Researchers concluded that the two-drug treatment, which was initially found to be successful in younger adults, were also effective in older adults. Dr Benoit Mulsant, senior scientist at the Center for Addiction and Mental Health, said the study posed significant findings that treating adults with depression is an effective way to lessen the risks of dementia.
According to a 2009 report by Improving the Management and Outcomes of Late-Life Depression, at least 1 out of 3 older patients in Canada suffer from a major depressive disorder, while 8 to 16 percent of these patients show signs of clinical depression. Unfortunately, only 1 out of 3 senior patients receive inappropriate treatment or no treatment at all.
Canada has one of the higher risks of suicide particular among males. Depression is also identified as a major risk factor in developing dementia among patients aged 60 and up. Patients diagnosed with clinical depression require more primary health care, not to mention that patients have difficulty in functioning independently.
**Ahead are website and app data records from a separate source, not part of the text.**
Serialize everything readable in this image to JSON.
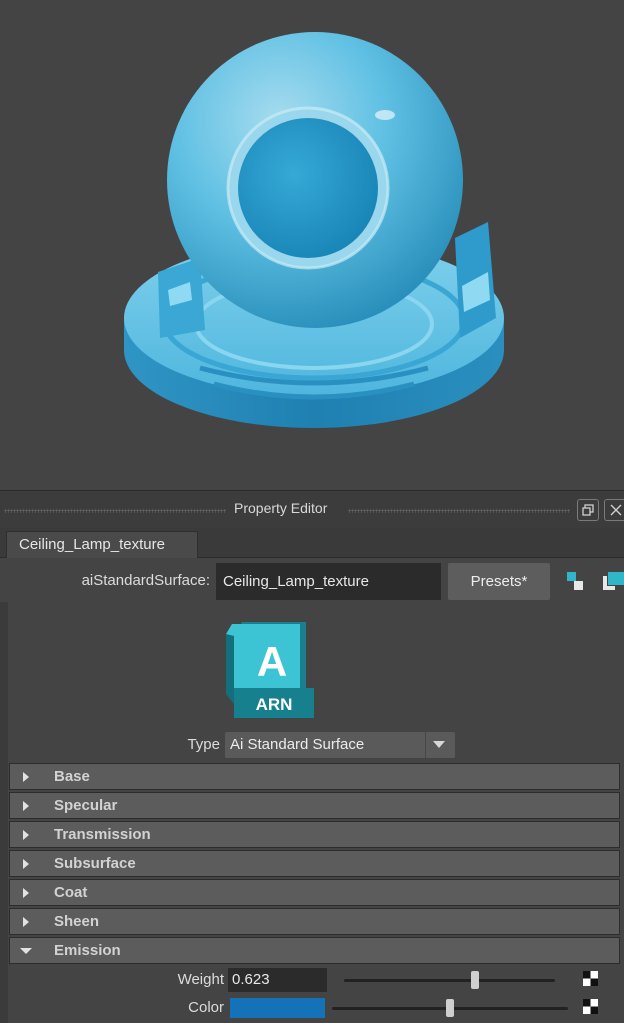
{
  "panel": {
    "title": "Property Editor"
  },
  "tab": {
    "label": "Ceiling_Lamp_texture"
  },
  "node": {
    "type_label": "aiStandardSurface:",
    "name_value": "Ceiling_Lamp_texture",
    "presets_label": "Presets*"
  },
  "logo": {
    "letter": "A",
    "text": "ARN"
  },
  "shader_type": {
    "label": "Type",
    "value": "Ai Standard Surface"
  },
  "sections": [
    {
      "label": "Base",
      "expanded": false
    },
    {
      "label": "Specular",
      "expanded": false
    },
    {
      "label": "Transmission",
      "expanded": false
    },
    {
      "label": "Subsurface",
      "expanded": false
    },
    {
      "label": "Coat",
      "expanded": false
    },
    {
      "label": "Sheen",
      "expanded": false
    },
    {
      "label": "Emission",
      "expanded": true
    }
  ],
  "emission": {
    "weight_label": "Weight",
    "weight_value": "0.623",
    "weight_level": 0.623,
    "color_label": "Color",
    "color_hex": "#1472b8",
    "color_level": 0.5
  },
  "colors": {
    "accent": "#2fb7c9",
    "material": "#5fc2e6",
    "emission_color": "#1472b8"
  },
  "icons": {
    "title_float": "float-window-icon",
    "title_close": "close-icon",
    "node_input": "input-connections-icon",
    "node_output": "output-connections-icon",
    "map_button": "checker-map-icon"
  }
}
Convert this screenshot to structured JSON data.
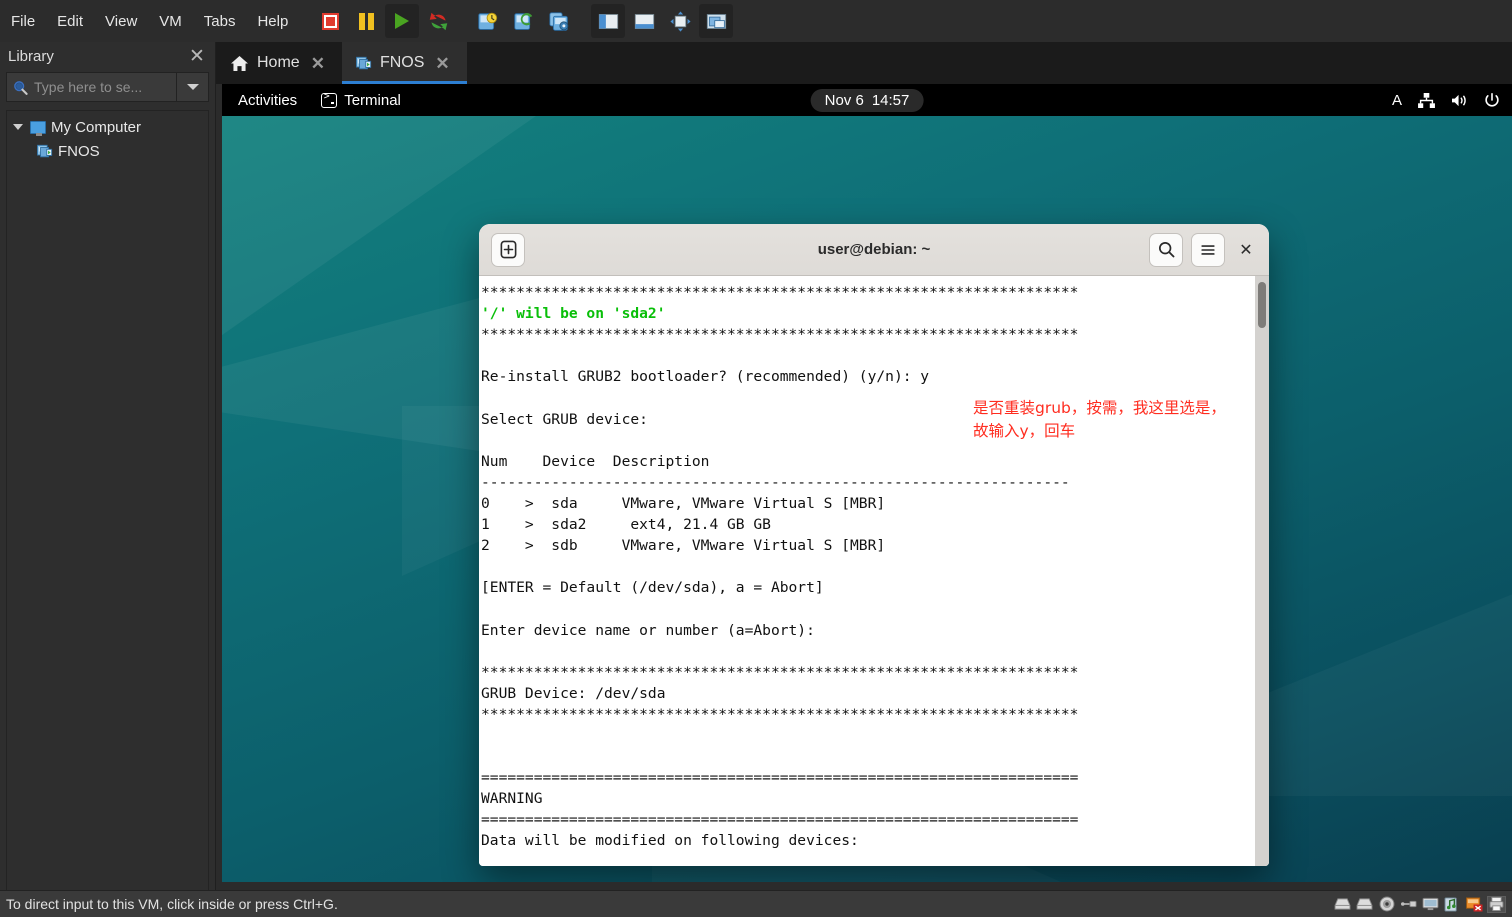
{
  "app": {
    "menus": [
      "File",
      "Edit",
      "View",
      "VM",
      "Tabs",
      "Help"
    ],
    "toolbar_icons": [
      {
        "name": "power-off-icon",
        "label": "Power Off"
      },
      {
        "name": "suspend-pause-icon",
        "label": "Suspend"
      },
      {
        "name": "power-on-play-icon",
        "label": "Power On"
      },
      {
        "name": "restart-guest-icon",
        "label": "Restart Guest"
      },
      {
        "name": "snapshot-take-icon",
        "label": "Take Snapshot"
      },
      {
        "name": "snapshot-revert-icon",
        "label": "Revert Snapshot"
      },
      {
        "name": "snapshot-manager-icon",
        "label": "Snapshot Manager"
      },
      {
        "name": "show-library-icon",
        "label": "Show Library"
      },
      {
        "name": "show-thumbnail-bar-icon",
        "label": "Show Thumbnail Bar"
      },
      {
        "name": "full-screen-icon",
        "label": "Enter Full Screen"
      },
      {
        "name": "unity-mode-icon",
        "label": "Unity Mode"
      }
    ],
    "status_text": "To direct input to this VM, click inside or press Ctrl+G.",
    "status_devices": [
      {
        "name": "hard-disk-1-icon"
      },
      {
        "name": "hard-disk-2-icon"
      },
      {
        "name": "cd-dvd-icon"
      },
      {
        "name": "usb-icon"
      },
      {
        "name": "display-icon"
      },
      {
        "name": "sound-card-icon"
      },
      {
        "name": "network-adapter-disconnected-icon"
      },
      {
        "name": "printer-icon"
      }
    ]
  },
  "library": {
    "title": "Library",
    "close_label": "✕",
    "search": {
      "placeholder": "Type here to se...",
      "value": "",
      "icon": "search-icon",
      "dropdown_icon": "chevron-down-icon"
    },
    "tree": [
      {
        "label": "My Computer",
        "icon": "my-computer-icon",
        "expanded": true,
        "level": 0
      },
      {
        "label": "FNOS",
        "icon": "virtual-machine-icon",
        "expanded": false,
        "level": 1
      }
    ]
  },
  "tabs": [
    {
      "label": "Home",
      "icon": "home-icon",
      "active": false,
      "close": "✕"
    },
    {
      "label": "FNOS",
      "icon": "virtual-machine-icon",
      "active": true,
      "close": "✕"
    }
  ],
  "guest": {
    "topbar": {
      "activities": "Activities",
      "app_name": "Terminal",
      "app_icon": "terminal-icon",
      "clock_date": "Nov 6",
      "clock_time": "14:57",
      "status": {
        "input_method": "A",
        "network_icon": "network-wired-icon",
        "volume_icon": "volume-icon",
        "power_icon": "power-icon"
      }
    },
    "wallpaper_colors": {
      "top": "#13817e",
      "mid": "#0c5f6b",
      "bottom": "#093f50"
    },
    "terminal": {
      "title": "user@debian: ~",
      "buttons": {
        "new_tab": "new-tab-icon",
        "search": "search-icon",
        "menu": "hamburger-menu-icon",
        "close": "✕"
      },
      "lines": [
        {
          "text": "********************************************************************",
          "color": "default"
        },
        {
          "text": "'/' will be on 'sda2'",
          "color": "green"
        },
        {
          "text": "********************************************************************",
          "color": "default"
        },
        {
          "text": "",
          "color": "default"
        },
        {
          "text": "Re-install GRUB2 bootloader? (recommended) (y/n): y",
          "color": "default"
        },
        {
          "text": "",
          "color": "default"
        },
        {
          "text": "Select GRUB device:",
          "color": "default"
        },
        {
          "text": "",
          "color": "default"
        },
        {
          "text": "Num    Device  Description",
          "color": "default"
        },
        {
          "text": "-------------------------------------------------------------------",
          "color": "default"
        },
        {
          "text": "0    >  sda     VMware, VMware Virtual S [MBR]",
          "color": "default"
        },
        {
          "text": "1    >  sda2     ext4, 21.4 GB GB",
          "color": "default"
        },
        {
          "text": "2    >  sdb     VMware, VMware Virtual S [MBR]",
          "color": "default"
        },
        {
          "text": "",
          "color": "default"
        },
        {
          "text": "[ENTER = Default (/dev/sda), a = Abort]",
          "color": "default"
        },
        {
          "text": "",
          "color": "default"
        },
        {
          "text": "Enter device name or number (a=Abort):",
          "color": "default"
        },
        {
          "text": "",
          "color": "default"
        },
        {
          "text": "********************************************************************",
          "color": "default"
        },
        {
          "text": "GRUB Device: /dev/sda",
          "color": "default"
        },
        {
          "text": "********************************************************************",
          "color": "default"
        },
        {
          "text": "",
          "color": "default"
        },
        {
          "text": "",
          "color": "default"
        },
        {
          "text": "====================================================================",
          "color": "default"
        },
        {
          "text": "WARNING",
          "color": "default"
        },
        {
          "text": "====================================================================",
          "color": "default"
        },
        {
          "text": "Data will be modified on following devices:",
          "color": "default"
        }
      ],
      "annotation": "是否重装grub，按需，我这里选是，\n故输入y，回车",
      "annotation_color": "#ff2d20"
    }
  }
}
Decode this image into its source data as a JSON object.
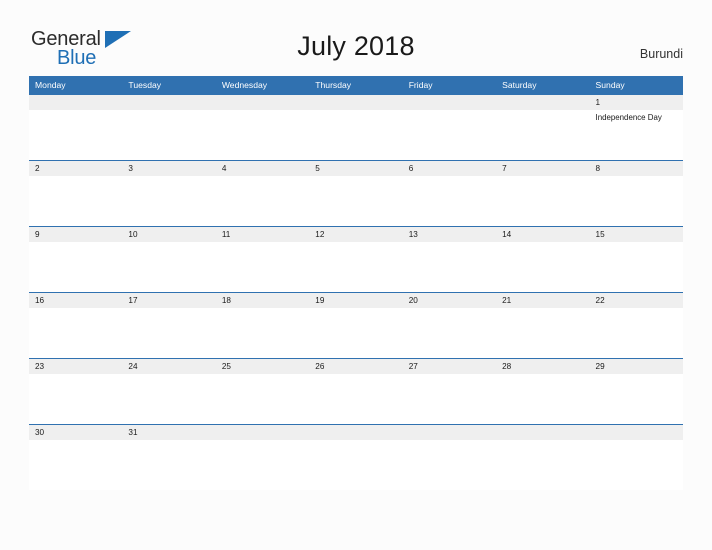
{
  "header": {
    "logo": {
      "word_dark": "General",
      "word_blue": "Blue",
      "triangle_icon": "blue-triangle-icon",
      "brand_blue": "#1F6FB5",
      "brand_dark": "#2B2B2B"
    },
    "title": "July 2018",
    "locale": "Burundi"
  },
  "theme": {
    "header_blue": "#3071B0",
    "date_band_gray": "#EFEFEF",
    "page_background": "#FCFCFC",
    "cell_background": "#FFFFFF"
  },
  "calendar": {
    "weekdays": [
      "Monday",
      "Tuesday",
      "Wednesday",
      "Thursday",
      "Friday",
      "Saturday",
      "Sunday"
    ],
    "weeks": [
      {
        "dates": [
          "",
          "",
          "",
          "",
          "",
          "",
          "1"
        ],
        "events": [
          "",
          "",
          "",
          "",
          "",
          "",
          "Independence Day"
        ]
      },
      {
        "dates": [
          "2",
          "3",
          "4",
          "5",
          "6",
          "7",
          "8"
        ],
        "events": [
          "",
          "",
          "",
          "",
          "",
          "",
          ""
        ]
      },
      {
        "dates": [
          "9",
          "10",
          "11",
          "12",
          "13",
          "14",
          "15"
        ],
        "events": [
          "",
          "",
          "",
          "",
          "",
          "",
          ""
        ]
      },
      {
        "dates": [
          "16",
          "17",
          "18",
          "19",
          "20",
          "21",
          "22"
        ],
        "events": [
          "",
          "",
          "",
          "",
          "",
          "",
          ""
        ]
      },
      {
        "dates": [
          "23",
          "24",
          "25",
          "26",
          "27",
          "28",
          "29"
        ],
        "events": [
          "",
          "",
          "",
          "",
          "",
          "",
          ""
        ]
      },
      {
        "dates": [
          "30",
          "31",
          "",
          "",
          "",
          "",
          ""
        ],
        "events": [
          "",
          "",
          "",
          "",
          "",
          "",
          ""
        ]
      }
    ]
  }
}
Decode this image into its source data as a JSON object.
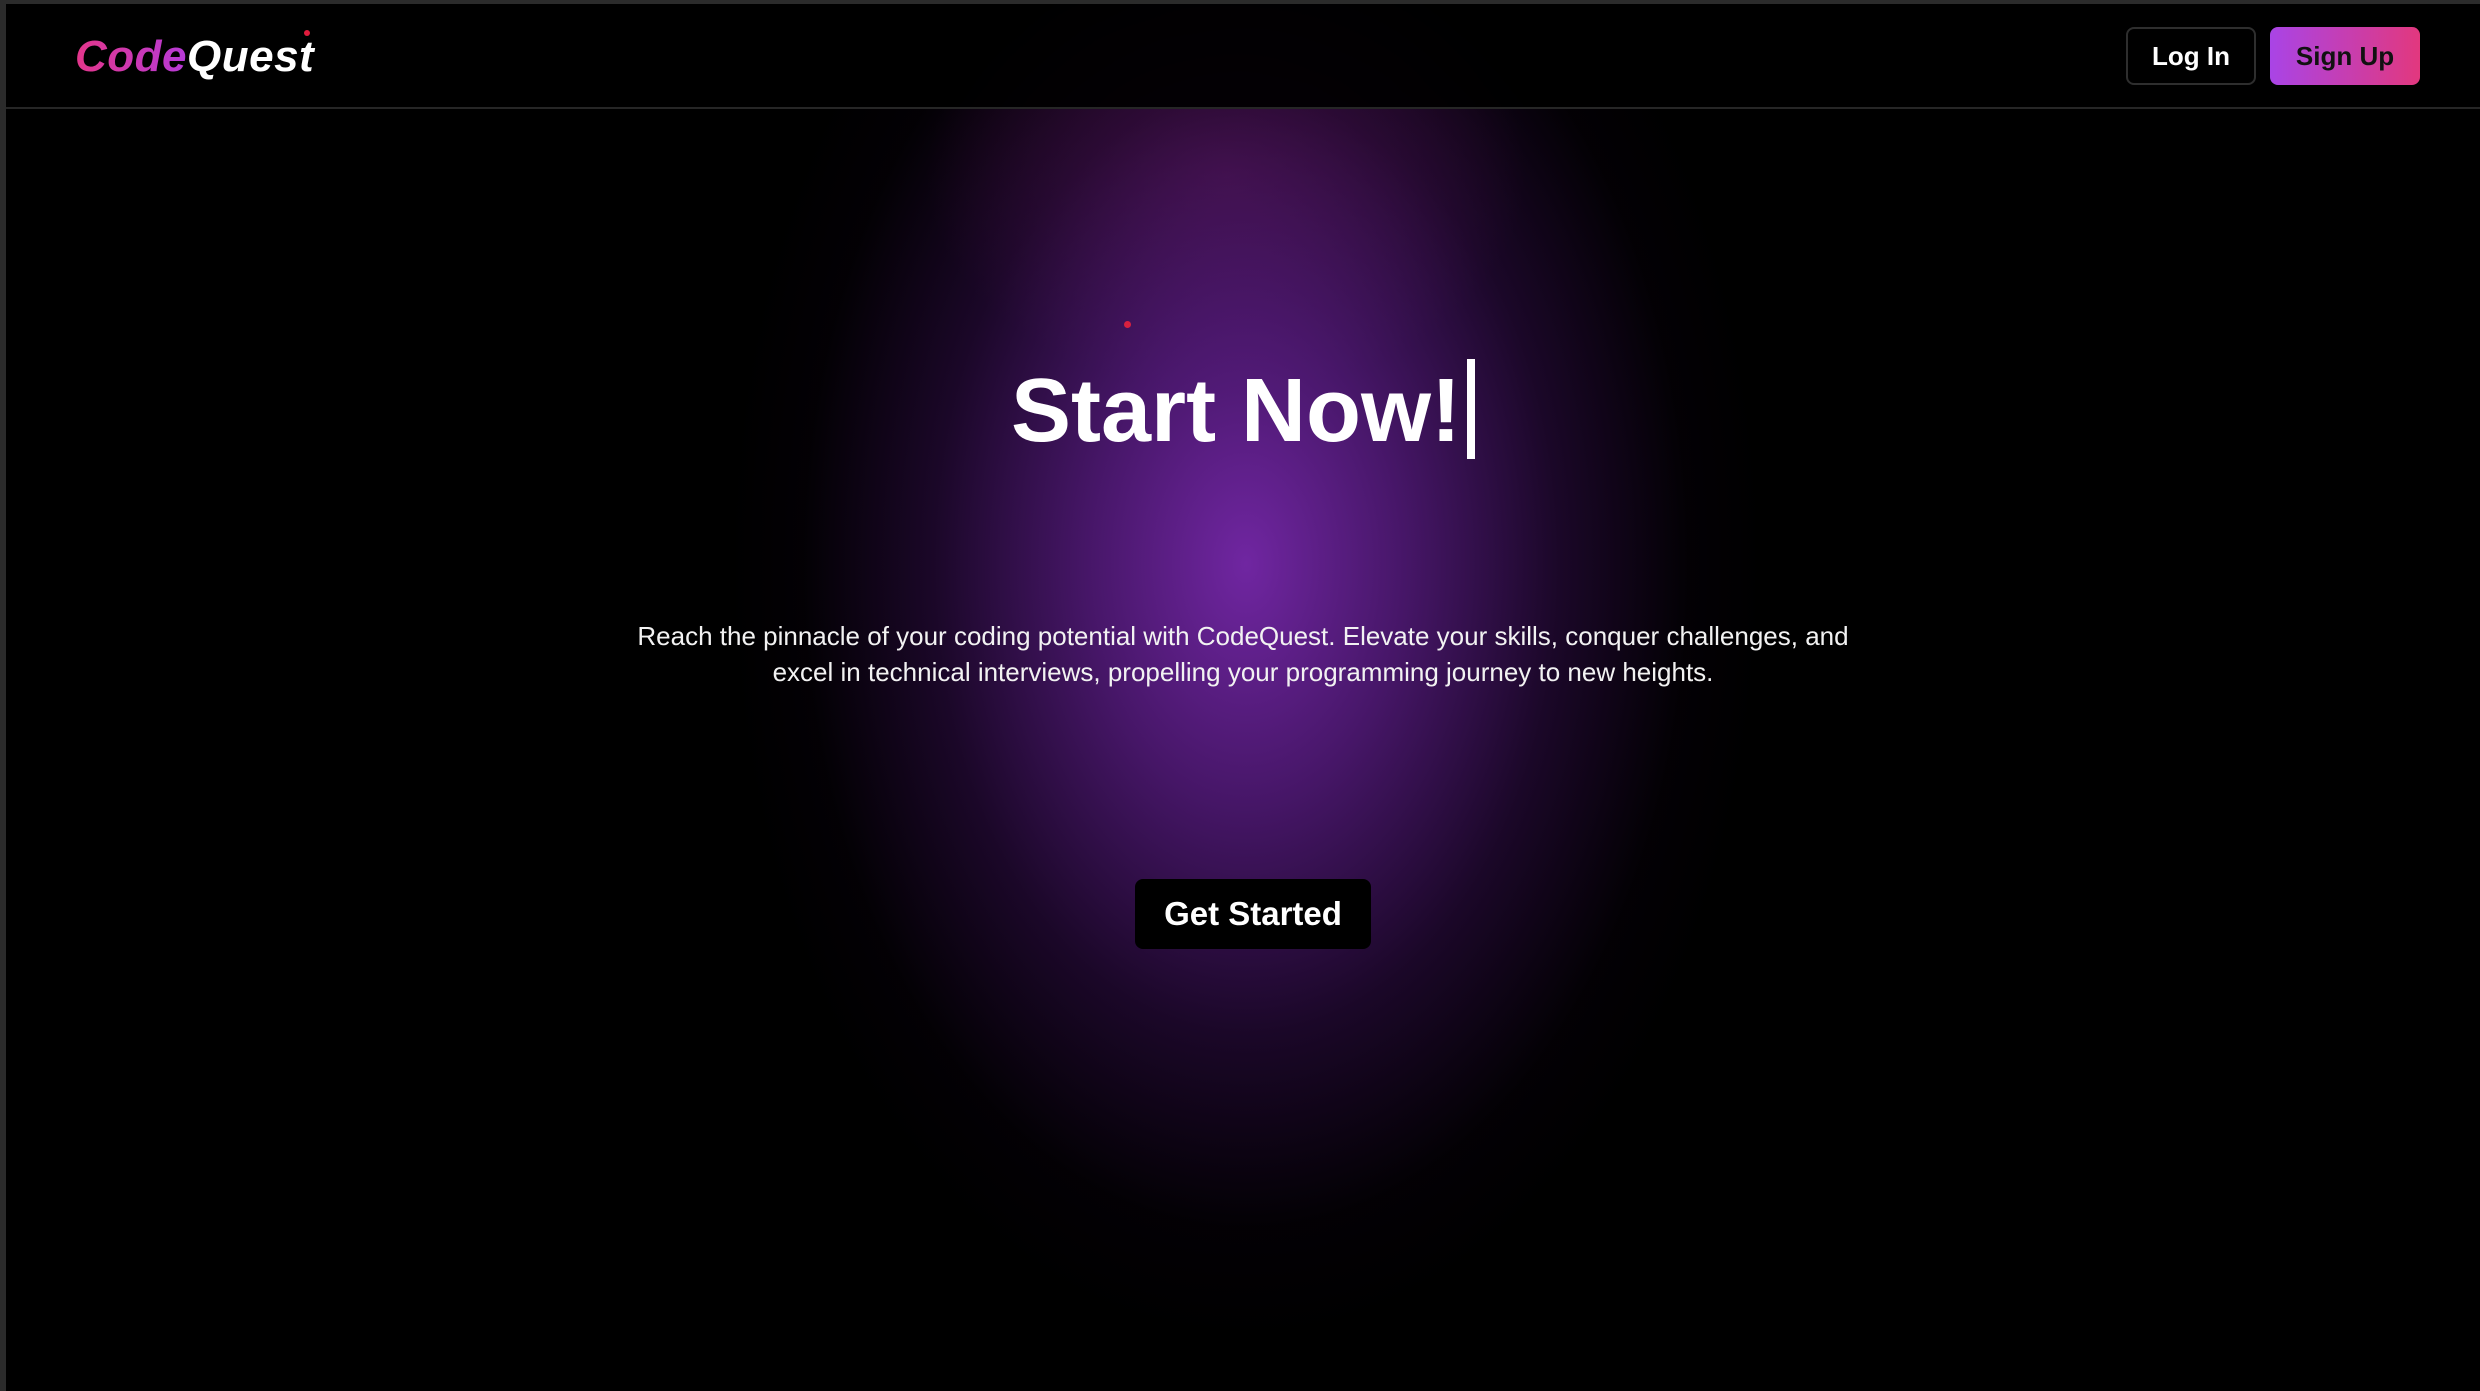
{
  "navbar": {
    "logo_part1": "Code",
    "logo_part2": "Quest",
    "login_label": "Log In",
    "signup_label": "Sign Up"
  },
  "hero": {
    "headline": "Start Now!",
    "description": "Reach the pinnacle of your coding potential with CodeQuest. Elevate your skills, conquer challenges, and excel in technical interviews, propelling your programming journey to new heights.",
    "cta_label": "Get Started"
  },
  "colors": {
    "background": "#000000",
    "accent_pink": "#e2387e",
    "accent_purple": "#a944e6",
    "glow_purple": "#7628aa",
    "dot_red": "#d8203f"
  }
}
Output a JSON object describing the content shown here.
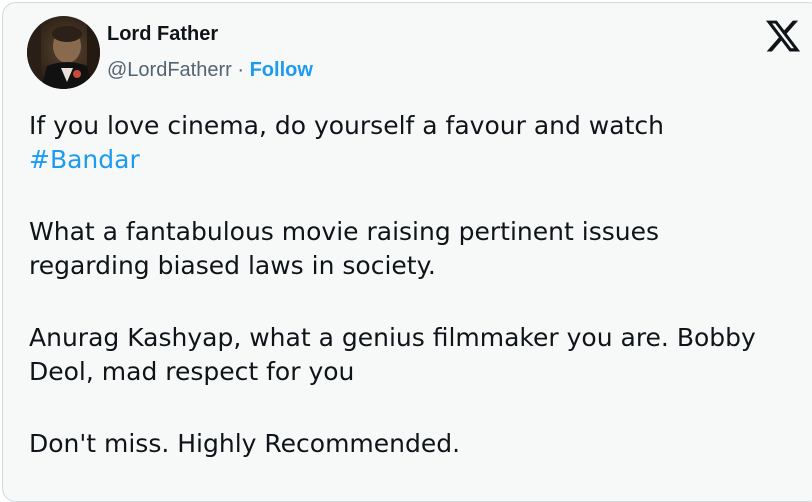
{
  "author": {
    "name": "Lord Father",
    "handle": "@LordFatherr",
    "separator": "·",
    "follow_label": "Follow"
  },
  "header": {
    "logo_icon": "x-logo-icon"
  },
  "tweet": {
    "line1": "If you love cinema, do yourself a favour and watch",
    "hashtag": "#Bandar",
    "line2a": "What a fantabulous movie raising pertinent issues",
    "line2b": "regarding biased laws in society.",
    "line3a": "Anurag Kashyap, what a genius filmmaker you are. Bobby",
    "line3b": "Deol, mad respect for you",
    "line4": "Don't miss. Highly Recommended."
  },
  "colors": {
    "link": "#1d9bf0",
    "text": "#0f1419",
    "secondary": "#536471",
    "card_bg": "#f7f9f9",
    "border": "#cfd9de"
  }
}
Co-author Daniel Blumberger said late-life depression is not a normal process of aging and should be addressed independently from other health diagnoses. Researchers added that they hope to provide evidence-based results among primary care physicians that the venlafaxine-aripiprazole drug tandem is proven safe and efficient; albeit, some patients experienced stiffness and restlessness. The study was published in the journal The Lancet.